Garcia offers a compelling reading of literature by female Puerto Rican writers and delineates a critical methodology that analyzes the narrative strategies these authors deploy. She identifies how these writers challenge conventional historiographies that have rendered them marginal. Garcia elucidates how these narratives redress the violence of dominant modes of historical documentation. She underscores how they can produce a healing effect for readers and also afford legitimacy to alternative epistemologies.
Using an interdisciplinary approach, Healing Memories analyzes the ways that Puerto Rican women authors use their literary works to challenge historical methodologies that have silenced the historical experiences of Puerto Rican women in the United States. Following Aurora Levins Morales’s alternative historical methodology she calls “curandera history,” this work analyzes the literary work of authors, including Aurora Levins Morales, Nicholasa Mohr, Esmeralda Santiago, and Judith Ortiz Cofer, and the ways they create medicinal histories that not only document the experiences of migrant women but also heal the trauma of their erasure from mainstream national history. Each analytical chapter focuses on the various methods used by each author including using the literary space as an archive, reclaiming memory, and (re)writing cultural history, all through a feminist lens that centers the voices and experiences of Puerto Rican women.
A much-needed intervention into the place and function of literature written by Puerto Rican women and more broadly women of color. Garcia fills a gap in the intersection between history and literary production, arguing that historical narrative must come not only from hegemonic sources--which tightly control, if not silence, these voices---but also from women of color cultural producers through memoir.

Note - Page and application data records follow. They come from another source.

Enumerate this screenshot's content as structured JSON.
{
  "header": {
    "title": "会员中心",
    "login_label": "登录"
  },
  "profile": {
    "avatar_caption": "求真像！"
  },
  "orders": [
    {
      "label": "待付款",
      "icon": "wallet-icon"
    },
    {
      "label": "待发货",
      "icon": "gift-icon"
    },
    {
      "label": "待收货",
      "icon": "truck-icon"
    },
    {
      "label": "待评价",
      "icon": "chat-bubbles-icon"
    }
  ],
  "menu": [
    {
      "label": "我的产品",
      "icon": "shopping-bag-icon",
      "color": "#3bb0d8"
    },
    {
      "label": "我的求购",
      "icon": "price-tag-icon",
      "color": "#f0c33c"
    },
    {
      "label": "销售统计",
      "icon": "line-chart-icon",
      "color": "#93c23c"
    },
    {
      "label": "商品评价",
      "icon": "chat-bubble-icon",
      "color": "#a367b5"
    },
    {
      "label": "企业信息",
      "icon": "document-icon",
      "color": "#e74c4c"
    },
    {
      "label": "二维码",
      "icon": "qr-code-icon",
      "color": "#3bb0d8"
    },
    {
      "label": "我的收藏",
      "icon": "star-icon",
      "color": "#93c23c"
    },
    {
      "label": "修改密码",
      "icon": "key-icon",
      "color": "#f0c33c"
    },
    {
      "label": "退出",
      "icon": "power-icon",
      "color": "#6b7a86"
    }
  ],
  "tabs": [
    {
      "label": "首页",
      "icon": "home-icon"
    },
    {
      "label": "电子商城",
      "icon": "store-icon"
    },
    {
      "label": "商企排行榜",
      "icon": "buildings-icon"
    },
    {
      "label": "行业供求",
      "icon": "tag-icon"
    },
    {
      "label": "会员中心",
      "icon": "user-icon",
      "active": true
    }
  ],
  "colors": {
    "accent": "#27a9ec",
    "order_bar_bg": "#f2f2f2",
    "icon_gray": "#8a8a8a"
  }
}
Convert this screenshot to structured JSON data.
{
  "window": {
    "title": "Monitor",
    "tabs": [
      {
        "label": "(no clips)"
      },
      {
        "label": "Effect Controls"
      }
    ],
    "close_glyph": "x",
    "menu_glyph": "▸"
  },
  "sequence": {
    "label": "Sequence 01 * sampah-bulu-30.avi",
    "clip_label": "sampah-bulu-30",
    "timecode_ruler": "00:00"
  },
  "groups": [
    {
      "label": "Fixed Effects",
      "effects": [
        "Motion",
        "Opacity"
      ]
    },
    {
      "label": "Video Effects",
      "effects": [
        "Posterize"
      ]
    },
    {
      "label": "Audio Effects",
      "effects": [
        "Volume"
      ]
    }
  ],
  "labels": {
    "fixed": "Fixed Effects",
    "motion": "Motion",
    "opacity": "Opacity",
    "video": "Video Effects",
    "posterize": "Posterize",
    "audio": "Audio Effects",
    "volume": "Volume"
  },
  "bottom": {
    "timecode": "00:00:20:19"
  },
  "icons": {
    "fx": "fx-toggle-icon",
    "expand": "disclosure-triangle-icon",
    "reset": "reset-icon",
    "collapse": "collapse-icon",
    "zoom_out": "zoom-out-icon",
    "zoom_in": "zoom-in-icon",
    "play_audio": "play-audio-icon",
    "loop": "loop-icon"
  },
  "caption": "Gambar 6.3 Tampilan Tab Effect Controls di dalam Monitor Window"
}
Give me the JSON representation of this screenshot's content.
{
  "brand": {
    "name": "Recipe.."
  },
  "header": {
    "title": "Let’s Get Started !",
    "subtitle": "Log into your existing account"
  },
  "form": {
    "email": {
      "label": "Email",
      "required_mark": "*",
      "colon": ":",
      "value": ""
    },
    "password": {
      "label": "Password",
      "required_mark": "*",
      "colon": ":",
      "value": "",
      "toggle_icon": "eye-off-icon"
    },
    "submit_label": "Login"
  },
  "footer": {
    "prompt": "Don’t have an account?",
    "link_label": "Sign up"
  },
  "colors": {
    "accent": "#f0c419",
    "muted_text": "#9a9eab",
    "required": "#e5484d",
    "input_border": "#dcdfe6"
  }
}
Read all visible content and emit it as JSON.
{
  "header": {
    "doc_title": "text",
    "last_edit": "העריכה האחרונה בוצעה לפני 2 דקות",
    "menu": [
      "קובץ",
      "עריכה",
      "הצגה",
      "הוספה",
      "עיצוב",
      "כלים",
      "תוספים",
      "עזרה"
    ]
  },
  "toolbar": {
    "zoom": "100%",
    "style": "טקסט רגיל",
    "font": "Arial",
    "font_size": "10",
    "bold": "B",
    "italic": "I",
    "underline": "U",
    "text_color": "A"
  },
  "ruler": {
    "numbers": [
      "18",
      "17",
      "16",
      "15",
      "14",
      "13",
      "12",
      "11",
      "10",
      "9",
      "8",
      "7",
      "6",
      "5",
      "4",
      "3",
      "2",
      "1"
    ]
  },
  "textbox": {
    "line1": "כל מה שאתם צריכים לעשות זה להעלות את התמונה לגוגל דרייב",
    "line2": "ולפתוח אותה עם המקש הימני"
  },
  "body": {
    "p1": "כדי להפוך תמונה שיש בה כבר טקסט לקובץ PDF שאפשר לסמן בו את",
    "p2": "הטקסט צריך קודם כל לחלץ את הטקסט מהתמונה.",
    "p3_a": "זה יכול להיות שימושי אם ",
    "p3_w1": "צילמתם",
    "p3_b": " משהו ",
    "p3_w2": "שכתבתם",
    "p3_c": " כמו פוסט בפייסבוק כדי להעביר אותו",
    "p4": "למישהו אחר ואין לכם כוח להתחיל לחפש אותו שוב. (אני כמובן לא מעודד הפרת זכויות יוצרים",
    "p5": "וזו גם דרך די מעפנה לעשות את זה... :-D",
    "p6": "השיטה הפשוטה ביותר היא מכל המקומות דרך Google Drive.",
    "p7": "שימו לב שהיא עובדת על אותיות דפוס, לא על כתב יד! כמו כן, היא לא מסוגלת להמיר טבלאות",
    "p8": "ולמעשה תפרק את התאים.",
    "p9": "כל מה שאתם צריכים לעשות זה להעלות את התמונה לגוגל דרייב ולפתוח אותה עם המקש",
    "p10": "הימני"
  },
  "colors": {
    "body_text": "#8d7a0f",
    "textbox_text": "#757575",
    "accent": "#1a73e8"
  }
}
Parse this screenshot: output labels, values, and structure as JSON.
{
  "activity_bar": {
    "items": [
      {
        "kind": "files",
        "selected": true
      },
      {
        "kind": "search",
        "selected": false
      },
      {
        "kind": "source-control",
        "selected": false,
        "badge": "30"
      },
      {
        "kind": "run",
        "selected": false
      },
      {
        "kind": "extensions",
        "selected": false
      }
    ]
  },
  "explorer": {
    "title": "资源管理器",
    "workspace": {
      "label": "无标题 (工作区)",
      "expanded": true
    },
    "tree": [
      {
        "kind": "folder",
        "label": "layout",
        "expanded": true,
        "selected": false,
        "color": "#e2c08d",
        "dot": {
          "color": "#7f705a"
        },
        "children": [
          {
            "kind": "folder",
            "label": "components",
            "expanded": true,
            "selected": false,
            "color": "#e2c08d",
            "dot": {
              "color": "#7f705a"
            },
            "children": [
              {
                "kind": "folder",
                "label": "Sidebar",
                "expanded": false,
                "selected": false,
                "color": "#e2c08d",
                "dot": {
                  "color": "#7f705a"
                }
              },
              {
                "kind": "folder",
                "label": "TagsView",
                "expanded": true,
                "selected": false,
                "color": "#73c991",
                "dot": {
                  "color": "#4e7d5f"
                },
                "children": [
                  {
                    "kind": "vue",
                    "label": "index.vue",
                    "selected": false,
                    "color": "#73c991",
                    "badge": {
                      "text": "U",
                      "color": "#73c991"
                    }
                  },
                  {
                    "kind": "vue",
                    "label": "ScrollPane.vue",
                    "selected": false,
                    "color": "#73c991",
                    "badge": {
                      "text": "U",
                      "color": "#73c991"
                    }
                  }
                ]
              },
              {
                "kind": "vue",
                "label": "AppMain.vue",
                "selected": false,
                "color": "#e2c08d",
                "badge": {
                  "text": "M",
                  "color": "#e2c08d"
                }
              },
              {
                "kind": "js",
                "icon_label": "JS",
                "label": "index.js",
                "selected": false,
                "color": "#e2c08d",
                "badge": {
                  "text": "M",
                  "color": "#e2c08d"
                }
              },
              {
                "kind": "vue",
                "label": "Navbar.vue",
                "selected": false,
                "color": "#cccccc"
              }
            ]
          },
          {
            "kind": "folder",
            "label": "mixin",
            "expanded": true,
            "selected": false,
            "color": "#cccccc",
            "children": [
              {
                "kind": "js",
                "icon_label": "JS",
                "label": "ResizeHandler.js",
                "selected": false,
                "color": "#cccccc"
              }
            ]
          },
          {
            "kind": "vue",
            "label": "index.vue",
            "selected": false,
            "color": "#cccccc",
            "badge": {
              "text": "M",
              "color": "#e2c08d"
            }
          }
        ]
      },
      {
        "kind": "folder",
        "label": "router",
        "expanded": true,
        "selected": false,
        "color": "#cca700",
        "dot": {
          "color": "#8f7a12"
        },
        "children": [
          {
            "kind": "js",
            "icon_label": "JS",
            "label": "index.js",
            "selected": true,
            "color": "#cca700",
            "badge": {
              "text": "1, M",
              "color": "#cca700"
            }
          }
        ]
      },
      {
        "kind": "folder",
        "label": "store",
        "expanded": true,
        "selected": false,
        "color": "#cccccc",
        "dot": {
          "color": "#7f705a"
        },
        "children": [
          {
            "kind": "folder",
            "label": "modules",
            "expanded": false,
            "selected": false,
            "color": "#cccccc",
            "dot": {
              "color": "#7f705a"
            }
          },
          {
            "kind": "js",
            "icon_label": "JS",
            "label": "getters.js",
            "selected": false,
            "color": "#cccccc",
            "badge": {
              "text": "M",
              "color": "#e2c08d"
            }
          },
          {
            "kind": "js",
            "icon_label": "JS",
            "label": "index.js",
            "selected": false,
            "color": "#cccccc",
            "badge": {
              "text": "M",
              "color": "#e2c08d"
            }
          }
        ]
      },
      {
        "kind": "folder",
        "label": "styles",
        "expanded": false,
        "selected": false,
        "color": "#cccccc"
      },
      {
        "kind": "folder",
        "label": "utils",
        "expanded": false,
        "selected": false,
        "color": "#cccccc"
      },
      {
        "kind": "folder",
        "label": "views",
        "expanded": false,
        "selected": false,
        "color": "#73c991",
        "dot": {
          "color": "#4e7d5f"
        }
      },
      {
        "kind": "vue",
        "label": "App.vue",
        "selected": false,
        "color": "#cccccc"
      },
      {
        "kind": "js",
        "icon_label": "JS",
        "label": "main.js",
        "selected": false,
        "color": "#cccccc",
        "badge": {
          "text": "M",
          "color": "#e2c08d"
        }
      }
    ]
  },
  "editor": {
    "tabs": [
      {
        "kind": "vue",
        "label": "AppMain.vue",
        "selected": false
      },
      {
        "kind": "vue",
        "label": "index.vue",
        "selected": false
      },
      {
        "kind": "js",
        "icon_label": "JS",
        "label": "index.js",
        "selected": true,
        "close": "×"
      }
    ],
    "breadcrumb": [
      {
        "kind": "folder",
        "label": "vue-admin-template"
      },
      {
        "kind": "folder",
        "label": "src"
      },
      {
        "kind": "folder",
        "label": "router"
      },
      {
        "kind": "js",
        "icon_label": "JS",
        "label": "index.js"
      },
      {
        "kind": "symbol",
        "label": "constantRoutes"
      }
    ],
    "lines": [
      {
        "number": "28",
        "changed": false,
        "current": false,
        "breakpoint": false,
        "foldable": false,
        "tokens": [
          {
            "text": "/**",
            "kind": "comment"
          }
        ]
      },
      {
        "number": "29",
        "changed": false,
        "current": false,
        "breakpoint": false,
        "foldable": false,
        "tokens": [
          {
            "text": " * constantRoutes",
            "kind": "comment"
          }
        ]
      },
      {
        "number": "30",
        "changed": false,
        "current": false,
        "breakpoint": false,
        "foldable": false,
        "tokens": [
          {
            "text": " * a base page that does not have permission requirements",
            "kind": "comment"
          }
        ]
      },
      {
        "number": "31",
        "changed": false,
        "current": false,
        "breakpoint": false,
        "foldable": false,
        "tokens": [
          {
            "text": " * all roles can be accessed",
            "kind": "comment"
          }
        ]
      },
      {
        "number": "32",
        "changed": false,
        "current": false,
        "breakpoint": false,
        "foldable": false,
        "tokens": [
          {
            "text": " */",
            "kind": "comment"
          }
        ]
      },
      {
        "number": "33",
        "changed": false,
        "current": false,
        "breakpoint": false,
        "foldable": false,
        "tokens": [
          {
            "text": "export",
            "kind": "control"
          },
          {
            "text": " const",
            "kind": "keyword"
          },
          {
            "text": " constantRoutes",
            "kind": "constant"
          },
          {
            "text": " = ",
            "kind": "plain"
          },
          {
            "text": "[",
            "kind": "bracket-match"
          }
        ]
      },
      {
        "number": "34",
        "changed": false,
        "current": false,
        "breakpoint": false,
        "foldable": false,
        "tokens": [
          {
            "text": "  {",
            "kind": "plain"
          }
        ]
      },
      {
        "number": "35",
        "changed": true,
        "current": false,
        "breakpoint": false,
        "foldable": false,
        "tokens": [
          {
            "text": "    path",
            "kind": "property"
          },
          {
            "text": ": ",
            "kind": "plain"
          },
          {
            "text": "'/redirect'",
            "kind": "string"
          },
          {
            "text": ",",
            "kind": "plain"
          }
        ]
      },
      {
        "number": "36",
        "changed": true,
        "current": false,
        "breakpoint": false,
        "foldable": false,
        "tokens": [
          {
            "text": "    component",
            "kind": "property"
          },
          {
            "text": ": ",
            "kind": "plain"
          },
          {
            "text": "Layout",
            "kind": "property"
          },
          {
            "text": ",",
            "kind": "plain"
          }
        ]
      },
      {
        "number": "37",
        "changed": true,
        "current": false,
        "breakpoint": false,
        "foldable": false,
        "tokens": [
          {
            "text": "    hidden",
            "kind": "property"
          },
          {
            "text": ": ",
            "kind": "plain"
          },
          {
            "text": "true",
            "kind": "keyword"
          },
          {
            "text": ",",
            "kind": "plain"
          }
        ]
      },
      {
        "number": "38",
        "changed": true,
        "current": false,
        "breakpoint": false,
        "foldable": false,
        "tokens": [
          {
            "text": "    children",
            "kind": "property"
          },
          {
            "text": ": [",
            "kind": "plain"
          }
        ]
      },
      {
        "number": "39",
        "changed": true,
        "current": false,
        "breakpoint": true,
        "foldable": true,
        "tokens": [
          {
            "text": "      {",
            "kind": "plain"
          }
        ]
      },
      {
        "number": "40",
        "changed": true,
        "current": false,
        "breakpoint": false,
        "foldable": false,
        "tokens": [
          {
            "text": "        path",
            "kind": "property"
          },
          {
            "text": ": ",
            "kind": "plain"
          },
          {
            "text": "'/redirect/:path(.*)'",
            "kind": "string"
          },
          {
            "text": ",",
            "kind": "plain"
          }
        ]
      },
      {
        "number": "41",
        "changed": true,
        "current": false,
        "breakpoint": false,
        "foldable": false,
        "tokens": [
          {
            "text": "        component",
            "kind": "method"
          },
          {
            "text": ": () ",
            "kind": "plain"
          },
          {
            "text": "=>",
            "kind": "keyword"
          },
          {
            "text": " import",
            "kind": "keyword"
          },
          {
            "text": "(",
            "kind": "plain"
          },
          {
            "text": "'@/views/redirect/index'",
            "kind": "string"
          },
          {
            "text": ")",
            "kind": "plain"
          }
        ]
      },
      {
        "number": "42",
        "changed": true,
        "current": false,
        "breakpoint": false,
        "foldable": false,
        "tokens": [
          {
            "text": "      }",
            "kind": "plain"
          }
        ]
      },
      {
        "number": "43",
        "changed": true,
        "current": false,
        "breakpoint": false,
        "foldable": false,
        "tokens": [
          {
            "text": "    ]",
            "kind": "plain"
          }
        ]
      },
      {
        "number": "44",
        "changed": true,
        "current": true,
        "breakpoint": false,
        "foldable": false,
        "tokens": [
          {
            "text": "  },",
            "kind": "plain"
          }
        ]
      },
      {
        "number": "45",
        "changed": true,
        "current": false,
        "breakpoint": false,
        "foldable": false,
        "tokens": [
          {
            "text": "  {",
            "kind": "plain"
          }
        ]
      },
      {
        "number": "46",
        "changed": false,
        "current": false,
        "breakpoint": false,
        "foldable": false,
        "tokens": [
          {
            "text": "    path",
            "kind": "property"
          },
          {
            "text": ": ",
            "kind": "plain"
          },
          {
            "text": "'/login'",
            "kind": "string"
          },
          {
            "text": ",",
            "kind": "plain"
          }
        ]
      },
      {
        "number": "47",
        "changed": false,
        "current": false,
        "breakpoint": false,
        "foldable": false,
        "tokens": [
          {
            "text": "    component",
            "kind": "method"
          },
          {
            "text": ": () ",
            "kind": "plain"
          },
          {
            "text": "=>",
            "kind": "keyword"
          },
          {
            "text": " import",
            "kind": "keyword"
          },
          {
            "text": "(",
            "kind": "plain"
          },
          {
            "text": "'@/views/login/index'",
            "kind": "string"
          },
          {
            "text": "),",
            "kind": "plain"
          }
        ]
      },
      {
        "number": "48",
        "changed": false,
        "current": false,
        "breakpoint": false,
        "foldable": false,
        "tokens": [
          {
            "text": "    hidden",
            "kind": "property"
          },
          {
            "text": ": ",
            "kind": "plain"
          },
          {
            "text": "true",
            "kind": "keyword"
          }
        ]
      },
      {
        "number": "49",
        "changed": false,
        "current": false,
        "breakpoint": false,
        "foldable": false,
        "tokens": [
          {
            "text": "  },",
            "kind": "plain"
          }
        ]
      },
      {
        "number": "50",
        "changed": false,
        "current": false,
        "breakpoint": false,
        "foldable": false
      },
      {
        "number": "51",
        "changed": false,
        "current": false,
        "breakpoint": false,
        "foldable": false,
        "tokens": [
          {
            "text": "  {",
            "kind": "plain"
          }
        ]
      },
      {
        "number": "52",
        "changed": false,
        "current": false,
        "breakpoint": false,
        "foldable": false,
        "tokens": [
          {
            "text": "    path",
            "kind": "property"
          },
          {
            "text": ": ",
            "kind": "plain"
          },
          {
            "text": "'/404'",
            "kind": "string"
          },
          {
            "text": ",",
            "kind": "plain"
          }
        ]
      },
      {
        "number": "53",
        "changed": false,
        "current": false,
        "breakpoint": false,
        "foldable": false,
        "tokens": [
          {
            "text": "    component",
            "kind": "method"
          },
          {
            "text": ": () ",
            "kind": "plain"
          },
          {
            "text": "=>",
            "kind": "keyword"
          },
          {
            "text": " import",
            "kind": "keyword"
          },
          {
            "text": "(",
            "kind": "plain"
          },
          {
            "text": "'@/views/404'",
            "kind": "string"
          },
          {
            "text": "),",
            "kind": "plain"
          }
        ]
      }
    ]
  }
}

Indispensable for anyone interested in women of color feminism and ethnic studies.
Elizabeth Garcia is currently teaching courses in the Feminist, Gender, & Sexuality Studies Program at Wesleyan University . She has also taught courses in Latino/a Studies with a focus on history, cultural studies, and literature.